WORK REQUEST:
What is needed is every line of the data that includes the word "amount". Please copy each one.

+ + + + +

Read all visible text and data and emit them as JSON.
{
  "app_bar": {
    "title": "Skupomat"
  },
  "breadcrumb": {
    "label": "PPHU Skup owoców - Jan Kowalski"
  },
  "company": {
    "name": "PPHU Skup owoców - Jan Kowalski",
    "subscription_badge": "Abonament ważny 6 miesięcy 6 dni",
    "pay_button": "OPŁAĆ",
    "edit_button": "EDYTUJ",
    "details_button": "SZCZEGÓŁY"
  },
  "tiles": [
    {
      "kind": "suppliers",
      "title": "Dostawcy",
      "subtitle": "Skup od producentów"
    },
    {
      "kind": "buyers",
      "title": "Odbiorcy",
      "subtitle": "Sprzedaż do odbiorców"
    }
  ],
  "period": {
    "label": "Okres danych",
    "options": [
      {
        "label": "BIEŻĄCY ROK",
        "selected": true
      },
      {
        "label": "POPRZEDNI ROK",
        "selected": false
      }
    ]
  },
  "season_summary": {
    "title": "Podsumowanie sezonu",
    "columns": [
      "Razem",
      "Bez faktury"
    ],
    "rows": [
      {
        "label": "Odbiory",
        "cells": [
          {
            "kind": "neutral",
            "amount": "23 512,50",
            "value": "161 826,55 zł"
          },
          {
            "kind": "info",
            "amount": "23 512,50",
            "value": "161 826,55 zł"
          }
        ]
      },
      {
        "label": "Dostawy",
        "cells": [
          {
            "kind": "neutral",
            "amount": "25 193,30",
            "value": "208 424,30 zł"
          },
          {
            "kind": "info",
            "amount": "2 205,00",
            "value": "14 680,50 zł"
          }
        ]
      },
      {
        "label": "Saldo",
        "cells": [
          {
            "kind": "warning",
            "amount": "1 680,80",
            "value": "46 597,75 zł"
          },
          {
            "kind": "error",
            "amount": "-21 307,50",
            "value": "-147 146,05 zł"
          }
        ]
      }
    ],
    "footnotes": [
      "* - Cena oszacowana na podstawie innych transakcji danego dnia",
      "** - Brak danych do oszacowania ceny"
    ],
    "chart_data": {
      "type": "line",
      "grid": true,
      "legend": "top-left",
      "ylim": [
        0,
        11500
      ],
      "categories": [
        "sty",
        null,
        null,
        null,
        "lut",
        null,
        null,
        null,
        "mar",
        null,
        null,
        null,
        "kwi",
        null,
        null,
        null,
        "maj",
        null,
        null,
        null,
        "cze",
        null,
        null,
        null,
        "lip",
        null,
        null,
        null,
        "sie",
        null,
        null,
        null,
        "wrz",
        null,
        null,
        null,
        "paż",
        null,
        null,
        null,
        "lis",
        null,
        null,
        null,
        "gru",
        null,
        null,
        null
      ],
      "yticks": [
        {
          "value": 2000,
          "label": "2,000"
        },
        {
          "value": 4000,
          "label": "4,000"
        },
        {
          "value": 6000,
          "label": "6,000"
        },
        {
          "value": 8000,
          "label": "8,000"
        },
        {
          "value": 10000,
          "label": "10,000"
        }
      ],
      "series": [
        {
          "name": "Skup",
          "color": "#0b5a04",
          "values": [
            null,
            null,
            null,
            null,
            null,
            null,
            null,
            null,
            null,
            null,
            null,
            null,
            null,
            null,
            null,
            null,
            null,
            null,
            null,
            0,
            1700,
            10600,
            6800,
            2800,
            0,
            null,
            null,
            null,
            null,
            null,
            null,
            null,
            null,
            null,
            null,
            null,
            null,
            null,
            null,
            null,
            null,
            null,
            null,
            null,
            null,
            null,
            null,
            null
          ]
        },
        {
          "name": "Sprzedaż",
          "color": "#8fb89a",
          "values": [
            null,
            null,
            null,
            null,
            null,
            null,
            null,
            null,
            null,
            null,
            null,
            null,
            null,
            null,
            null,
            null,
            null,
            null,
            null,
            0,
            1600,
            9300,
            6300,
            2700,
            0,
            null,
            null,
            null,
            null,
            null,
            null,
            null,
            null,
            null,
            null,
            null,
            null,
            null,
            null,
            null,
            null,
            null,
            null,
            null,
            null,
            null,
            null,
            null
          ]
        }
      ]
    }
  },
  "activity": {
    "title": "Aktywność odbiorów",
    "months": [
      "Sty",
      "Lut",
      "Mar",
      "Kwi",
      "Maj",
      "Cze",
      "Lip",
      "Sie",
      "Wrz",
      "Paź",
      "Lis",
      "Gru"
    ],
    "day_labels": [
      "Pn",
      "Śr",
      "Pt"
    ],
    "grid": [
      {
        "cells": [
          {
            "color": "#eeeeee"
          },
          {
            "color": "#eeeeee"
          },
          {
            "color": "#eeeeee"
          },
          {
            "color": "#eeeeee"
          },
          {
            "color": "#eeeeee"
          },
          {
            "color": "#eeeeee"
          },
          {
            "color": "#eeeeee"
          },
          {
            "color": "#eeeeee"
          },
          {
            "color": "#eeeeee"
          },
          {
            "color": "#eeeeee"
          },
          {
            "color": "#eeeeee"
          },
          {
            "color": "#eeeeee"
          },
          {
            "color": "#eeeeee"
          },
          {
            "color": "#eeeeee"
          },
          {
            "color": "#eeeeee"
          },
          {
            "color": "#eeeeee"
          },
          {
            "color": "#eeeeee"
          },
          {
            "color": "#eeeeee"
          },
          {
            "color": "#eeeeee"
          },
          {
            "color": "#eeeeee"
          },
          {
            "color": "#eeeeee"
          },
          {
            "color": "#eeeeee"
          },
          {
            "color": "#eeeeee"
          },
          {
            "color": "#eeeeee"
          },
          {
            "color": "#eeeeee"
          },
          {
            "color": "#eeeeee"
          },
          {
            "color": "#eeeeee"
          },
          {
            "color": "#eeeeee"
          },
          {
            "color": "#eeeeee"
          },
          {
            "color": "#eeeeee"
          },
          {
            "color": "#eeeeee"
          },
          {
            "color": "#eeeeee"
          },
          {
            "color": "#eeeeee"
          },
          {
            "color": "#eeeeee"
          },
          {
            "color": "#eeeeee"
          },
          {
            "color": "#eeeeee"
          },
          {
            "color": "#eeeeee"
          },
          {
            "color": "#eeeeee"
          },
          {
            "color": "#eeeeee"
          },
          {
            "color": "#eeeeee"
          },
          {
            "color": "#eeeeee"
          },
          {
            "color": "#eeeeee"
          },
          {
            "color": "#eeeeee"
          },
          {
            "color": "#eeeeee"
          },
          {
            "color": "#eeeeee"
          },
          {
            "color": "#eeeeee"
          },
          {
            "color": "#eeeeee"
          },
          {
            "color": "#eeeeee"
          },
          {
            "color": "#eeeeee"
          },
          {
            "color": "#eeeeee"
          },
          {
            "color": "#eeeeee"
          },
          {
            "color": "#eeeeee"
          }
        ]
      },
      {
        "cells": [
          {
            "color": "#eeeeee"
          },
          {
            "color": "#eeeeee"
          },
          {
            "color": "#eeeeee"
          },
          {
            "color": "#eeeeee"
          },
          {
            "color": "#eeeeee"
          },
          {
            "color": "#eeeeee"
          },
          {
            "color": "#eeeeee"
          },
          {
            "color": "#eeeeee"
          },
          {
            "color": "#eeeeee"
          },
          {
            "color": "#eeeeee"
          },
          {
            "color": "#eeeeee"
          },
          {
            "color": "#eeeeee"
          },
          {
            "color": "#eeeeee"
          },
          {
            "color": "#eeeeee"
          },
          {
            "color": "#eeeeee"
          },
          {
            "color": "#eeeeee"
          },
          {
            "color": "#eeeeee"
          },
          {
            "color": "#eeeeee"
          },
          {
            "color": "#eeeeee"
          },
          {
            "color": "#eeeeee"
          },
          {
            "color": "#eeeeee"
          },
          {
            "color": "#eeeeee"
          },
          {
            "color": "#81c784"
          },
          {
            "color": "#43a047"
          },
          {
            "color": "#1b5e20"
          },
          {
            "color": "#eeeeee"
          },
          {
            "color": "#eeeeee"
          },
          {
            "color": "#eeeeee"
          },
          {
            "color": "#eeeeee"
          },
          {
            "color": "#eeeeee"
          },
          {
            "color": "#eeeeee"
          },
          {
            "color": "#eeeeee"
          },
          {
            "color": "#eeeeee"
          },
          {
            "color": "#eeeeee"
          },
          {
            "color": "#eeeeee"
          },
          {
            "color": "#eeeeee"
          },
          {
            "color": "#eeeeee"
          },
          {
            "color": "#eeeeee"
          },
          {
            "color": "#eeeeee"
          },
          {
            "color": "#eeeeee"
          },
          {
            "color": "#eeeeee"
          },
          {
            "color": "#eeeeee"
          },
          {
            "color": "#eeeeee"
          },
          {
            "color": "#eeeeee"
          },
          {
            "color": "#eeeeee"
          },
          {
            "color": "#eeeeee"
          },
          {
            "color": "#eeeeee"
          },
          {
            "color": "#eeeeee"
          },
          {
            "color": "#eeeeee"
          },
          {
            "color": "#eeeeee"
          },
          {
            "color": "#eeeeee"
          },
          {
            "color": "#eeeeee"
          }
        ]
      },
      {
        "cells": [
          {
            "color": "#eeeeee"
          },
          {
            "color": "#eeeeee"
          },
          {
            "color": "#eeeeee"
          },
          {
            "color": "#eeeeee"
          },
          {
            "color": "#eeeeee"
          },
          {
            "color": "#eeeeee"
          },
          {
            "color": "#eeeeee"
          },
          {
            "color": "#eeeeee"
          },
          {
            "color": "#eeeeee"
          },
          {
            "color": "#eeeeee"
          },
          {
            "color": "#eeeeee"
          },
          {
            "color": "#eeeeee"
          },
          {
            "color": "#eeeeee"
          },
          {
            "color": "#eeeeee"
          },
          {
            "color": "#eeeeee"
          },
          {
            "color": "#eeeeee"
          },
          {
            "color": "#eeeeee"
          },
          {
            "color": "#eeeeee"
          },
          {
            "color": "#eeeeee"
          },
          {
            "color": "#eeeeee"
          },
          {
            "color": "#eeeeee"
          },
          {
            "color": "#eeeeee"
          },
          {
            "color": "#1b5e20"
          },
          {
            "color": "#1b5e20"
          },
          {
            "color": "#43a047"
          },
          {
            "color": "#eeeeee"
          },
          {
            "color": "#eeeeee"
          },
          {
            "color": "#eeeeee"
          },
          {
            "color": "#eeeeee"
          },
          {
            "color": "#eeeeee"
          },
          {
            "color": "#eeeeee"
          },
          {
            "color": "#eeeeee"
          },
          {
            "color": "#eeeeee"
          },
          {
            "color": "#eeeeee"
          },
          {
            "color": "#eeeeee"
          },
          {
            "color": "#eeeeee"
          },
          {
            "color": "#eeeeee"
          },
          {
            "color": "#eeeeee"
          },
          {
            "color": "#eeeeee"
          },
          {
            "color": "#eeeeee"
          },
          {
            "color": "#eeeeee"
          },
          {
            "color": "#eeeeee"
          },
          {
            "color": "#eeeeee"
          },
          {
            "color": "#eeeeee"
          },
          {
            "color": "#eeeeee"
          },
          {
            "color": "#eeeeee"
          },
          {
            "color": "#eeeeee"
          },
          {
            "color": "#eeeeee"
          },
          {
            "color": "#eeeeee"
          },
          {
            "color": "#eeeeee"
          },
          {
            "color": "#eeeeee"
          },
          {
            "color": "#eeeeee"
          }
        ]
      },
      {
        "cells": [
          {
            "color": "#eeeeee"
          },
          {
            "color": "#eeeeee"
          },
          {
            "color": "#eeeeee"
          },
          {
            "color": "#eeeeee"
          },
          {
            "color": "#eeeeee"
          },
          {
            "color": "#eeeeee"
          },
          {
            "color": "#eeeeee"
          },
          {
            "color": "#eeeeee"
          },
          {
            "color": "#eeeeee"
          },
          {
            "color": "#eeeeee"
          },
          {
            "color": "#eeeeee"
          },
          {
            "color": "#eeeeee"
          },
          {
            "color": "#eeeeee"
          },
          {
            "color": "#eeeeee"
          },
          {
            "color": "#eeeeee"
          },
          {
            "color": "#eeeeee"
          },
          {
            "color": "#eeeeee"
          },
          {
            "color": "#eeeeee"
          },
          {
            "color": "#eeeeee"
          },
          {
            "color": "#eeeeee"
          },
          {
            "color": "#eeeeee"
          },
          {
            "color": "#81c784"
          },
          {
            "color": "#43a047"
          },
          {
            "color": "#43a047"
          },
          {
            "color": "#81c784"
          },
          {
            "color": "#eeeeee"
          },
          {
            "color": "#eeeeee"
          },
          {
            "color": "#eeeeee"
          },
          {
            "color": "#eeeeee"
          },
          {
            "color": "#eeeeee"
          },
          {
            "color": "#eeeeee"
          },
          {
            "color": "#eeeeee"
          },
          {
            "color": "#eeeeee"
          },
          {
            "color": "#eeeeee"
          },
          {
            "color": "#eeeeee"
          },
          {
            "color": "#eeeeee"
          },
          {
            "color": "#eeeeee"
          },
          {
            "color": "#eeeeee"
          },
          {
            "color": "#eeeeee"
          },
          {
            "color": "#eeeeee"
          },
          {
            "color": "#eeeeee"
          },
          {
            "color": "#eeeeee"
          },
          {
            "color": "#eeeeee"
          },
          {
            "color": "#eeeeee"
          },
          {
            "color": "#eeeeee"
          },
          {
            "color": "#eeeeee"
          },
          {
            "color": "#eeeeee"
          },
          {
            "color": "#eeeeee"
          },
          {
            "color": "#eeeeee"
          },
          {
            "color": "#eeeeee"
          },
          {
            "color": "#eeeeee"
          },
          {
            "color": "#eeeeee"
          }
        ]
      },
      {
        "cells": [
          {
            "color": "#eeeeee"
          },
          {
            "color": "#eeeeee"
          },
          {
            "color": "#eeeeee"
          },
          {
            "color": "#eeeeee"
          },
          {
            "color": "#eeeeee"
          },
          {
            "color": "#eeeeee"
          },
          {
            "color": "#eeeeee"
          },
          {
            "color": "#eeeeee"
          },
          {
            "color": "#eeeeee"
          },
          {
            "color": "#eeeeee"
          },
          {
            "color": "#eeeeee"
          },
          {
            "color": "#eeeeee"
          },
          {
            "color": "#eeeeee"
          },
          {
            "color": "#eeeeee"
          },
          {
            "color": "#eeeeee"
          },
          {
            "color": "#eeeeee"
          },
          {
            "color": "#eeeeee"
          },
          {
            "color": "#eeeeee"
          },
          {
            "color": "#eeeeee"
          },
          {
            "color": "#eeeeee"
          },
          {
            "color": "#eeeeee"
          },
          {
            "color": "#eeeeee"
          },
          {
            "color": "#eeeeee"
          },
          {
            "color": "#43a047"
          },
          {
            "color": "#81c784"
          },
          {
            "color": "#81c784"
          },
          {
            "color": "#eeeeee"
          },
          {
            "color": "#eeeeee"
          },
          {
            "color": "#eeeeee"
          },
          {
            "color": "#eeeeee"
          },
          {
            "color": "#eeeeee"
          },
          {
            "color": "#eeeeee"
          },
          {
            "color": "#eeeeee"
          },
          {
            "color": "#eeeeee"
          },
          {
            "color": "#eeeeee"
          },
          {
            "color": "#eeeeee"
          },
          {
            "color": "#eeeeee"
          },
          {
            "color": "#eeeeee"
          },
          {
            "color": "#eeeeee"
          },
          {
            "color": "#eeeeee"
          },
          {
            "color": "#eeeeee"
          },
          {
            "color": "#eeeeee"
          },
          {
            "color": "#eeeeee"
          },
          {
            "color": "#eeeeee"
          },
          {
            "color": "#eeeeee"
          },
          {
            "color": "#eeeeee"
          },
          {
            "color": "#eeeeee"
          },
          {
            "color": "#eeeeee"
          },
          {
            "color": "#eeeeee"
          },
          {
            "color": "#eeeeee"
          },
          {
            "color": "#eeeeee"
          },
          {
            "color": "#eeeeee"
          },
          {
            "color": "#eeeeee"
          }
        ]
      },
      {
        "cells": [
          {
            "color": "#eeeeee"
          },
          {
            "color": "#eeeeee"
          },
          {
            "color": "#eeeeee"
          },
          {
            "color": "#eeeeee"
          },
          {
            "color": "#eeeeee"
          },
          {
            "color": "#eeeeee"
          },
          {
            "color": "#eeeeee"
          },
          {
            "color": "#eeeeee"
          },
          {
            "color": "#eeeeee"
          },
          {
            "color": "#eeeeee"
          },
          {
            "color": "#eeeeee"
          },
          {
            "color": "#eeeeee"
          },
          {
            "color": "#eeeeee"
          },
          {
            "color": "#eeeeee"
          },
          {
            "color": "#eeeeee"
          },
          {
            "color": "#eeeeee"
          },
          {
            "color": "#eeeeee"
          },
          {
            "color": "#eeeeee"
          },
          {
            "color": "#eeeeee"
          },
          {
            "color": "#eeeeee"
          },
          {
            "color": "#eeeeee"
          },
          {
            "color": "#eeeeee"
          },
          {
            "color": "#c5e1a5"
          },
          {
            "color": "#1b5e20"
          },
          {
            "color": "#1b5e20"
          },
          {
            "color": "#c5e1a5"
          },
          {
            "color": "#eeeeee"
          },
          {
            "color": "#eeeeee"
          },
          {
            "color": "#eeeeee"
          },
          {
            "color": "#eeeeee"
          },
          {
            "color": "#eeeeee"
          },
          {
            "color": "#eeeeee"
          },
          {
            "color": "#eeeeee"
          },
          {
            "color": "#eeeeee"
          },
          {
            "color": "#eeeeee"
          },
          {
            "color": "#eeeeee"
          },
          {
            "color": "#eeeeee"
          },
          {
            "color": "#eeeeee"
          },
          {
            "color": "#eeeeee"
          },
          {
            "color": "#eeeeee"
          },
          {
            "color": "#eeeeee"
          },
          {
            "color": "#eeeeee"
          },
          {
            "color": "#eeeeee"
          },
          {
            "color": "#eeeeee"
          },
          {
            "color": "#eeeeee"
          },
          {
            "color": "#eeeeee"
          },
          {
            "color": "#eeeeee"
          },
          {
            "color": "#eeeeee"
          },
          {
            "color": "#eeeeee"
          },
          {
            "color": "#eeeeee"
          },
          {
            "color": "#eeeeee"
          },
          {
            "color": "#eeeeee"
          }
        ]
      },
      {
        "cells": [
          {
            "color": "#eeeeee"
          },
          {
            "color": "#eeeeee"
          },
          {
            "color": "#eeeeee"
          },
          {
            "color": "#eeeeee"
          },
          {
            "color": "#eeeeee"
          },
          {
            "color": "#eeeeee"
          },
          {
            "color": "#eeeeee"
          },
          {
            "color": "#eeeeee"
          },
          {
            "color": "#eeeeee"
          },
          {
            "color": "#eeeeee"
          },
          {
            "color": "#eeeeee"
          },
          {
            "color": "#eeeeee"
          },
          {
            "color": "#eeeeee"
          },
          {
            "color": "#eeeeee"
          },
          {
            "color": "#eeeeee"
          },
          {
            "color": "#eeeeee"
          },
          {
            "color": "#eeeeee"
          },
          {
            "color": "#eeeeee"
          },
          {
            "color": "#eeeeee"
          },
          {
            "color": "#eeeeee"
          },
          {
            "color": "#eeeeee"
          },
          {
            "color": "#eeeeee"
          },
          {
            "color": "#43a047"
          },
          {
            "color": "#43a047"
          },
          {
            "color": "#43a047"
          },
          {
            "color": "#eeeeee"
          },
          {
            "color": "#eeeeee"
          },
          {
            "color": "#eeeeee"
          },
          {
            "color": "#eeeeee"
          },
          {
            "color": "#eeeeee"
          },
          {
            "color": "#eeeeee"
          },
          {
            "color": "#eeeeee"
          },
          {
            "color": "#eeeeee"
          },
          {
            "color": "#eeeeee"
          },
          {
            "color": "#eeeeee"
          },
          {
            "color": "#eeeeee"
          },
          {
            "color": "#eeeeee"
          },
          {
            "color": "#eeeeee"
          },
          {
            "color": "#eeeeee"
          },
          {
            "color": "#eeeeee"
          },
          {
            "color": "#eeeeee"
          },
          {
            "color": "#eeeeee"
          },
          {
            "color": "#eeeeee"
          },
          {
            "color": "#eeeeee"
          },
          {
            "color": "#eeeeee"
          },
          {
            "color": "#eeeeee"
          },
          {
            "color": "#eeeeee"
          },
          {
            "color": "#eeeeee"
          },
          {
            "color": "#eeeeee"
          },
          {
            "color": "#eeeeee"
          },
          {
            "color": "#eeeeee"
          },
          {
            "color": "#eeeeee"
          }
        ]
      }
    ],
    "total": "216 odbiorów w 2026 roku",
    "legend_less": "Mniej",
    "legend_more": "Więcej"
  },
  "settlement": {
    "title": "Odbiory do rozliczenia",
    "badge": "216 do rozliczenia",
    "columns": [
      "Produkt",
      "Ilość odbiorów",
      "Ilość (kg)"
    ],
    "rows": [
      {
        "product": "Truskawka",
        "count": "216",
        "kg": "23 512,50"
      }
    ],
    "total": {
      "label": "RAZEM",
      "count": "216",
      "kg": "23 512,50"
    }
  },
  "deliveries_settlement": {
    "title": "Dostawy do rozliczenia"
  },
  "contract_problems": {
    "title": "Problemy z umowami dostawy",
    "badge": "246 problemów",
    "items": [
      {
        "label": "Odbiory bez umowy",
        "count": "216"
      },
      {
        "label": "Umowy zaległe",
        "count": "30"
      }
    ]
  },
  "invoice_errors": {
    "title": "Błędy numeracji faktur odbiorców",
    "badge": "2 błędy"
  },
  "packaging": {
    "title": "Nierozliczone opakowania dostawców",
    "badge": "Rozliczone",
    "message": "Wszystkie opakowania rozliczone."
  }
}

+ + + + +

WRITTEN RESPONSE:
            "amount": "23 512,50",
            "amount": "23 512,50",
            "amount": "25 193,30",
            "amount": "2 205,00",
            "amount": "1 680,80",
            "amount": "-21 307,50",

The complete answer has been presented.